What to produce: Each line below should be written out again exactly.

Given data:
BEGIN
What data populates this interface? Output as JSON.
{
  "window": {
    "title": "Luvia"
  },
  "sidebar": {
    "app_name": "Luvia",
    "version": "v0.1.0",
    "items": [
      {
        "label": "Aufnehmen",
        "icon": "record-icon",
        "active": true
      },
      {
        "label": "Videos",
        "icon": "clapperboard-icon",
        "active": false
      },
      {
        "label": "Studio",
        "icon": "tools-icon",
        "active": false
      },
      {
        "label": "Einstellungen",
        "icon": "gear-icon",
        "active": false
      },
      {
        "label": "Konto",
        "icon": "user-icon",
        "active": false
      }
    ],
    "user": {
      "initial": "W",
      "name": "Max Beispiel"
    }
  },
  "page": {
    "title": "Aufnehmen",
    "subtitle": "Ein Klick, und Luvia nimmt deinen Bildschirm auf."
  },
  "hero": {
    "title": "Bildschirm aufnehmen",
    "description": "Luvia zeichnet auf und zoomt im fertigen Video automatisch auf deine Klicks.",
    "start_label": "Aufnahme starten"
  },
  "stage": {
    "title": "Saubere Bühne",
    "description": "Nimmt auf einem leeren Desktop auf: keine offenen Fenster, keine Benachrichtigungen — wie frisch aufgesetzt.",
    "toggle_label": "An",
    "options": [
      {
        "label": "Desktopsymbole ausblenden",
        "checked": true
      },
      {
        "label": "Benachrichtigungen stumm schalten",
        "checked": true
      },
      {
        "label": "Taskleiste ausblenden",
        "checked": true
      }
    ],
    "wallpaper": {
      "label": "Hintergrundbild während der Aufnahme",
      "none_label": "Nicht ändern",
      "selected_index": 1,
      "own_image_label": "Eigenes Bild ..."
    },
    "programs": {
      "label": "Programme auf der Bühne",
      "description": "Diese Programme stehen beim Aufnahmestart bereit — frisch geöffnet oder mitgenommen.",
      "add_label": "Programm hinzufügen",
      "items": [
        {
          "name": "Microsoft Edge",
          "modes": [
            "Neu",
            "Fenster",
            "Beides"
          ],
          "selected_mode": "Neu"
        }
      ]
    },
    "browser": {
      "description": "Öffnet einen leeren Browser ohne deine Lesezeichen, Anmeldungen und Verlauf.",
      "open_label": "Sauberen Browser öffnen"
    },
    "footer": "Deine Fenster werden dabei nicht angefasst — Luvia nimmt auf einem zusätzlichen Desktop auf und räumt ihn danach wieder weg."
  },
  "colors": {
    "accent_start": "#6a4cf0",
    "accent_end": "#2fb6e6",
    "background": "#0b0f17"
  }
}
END
Output:
What data populates this interface? Output as JSON.
{
  "window": {
    "title": "Luvia"
  },
  "sidebar": {
    "app_name": "Luvia",
    "version": "v0.1.0",
    "items": [
      {
        "label": "Aufnehmen",
        "icon": "record-icon",
        "active": true
      },
      {
        "label": "Videos",
        "icon": "clapperboard-icon",
        "active": false
      },
      {
        "label": "Studio",
        "icon": "tools-icon",
        "active": false
      },
      {
        "label": "Einstellungen",
        "icon": "gear-icon",
        "active": false
      },
      {
        "label": "Konto",
        "icon": "user-icon",
        "active": false
      }
    ],
    "user": {
      "initial": "W",
      "name": "Max Beispiel"
    }
  },
  "page": {
    "title": "Aufnehmen",
    "subtitle": "Ein Klick, und Luvia nimmt deinen Bildschirm auf."
  },
  "hero": {
    "title": "Bildschirm aufnehmen",
    "description": "Luvia zeichnet auf und zoomt im fertigen Video automatisch auf deine Klicks.",
    "start_label": "Aufnahme starten"
  },
  "stage": {
    "title": "Saubere Bühne",
    "description": "Nimmt auf einem leeren Desktop auf: keine offenen Fenster, keine Benachrichtigungen — wie frisch aufgesetzt.",
    "toggle_label": "An",
    "options": [
      {
        "label": "Desktopsymbole ausblenden",
        "checked": true
      },
      {
        "label": "Benachrichtigungen stumm schalten",
        "checked": true
      },
      {
        "label": "Taskleiste ausblenden",
        "checked": true
      }
    ],
    "wallpaper": {
      "label": "Hintergrundbild während der Aufnahme",
      "none_label": "Nicht ändern",
      "selected_index": 1,
      "own_image_label": "Eigenes Bild ..."
    },
    "programs": {
      "label": "Programme auf der Bühne",
      "description": "Diese Programme stehen beim Aufnahmestart bereit — frisch geöffnet oder mitgenommen.",
      "add_label": "Programm hinzufügen",
      "items": [
        {
          "name": "Microsoft Edge",
          "modes": [
            "Neu",
            "Fenster",
            "Beides"
          ],
          "selected_mode": "Neu"
        }
      ]
    },
    "browser": {
      "description": "Öffnet einen leeren Browser ohne deine Lesezeichen, Anmeldungen und Verlauf.",
      "open_label": "Sauberen Browser öffnen"
    },
    "footer": "Deine Fenster werden dabei nicht angefasst — Luvia nimmt auf einem zusätzlichen Desktop auf und räumt ihn danach wieder weg."
  },
  "colors": {
    "accent_start": "#6a4cf0",
    "accent_end": "#2fb6e6",
    "background": "#0b0f17"
  }
}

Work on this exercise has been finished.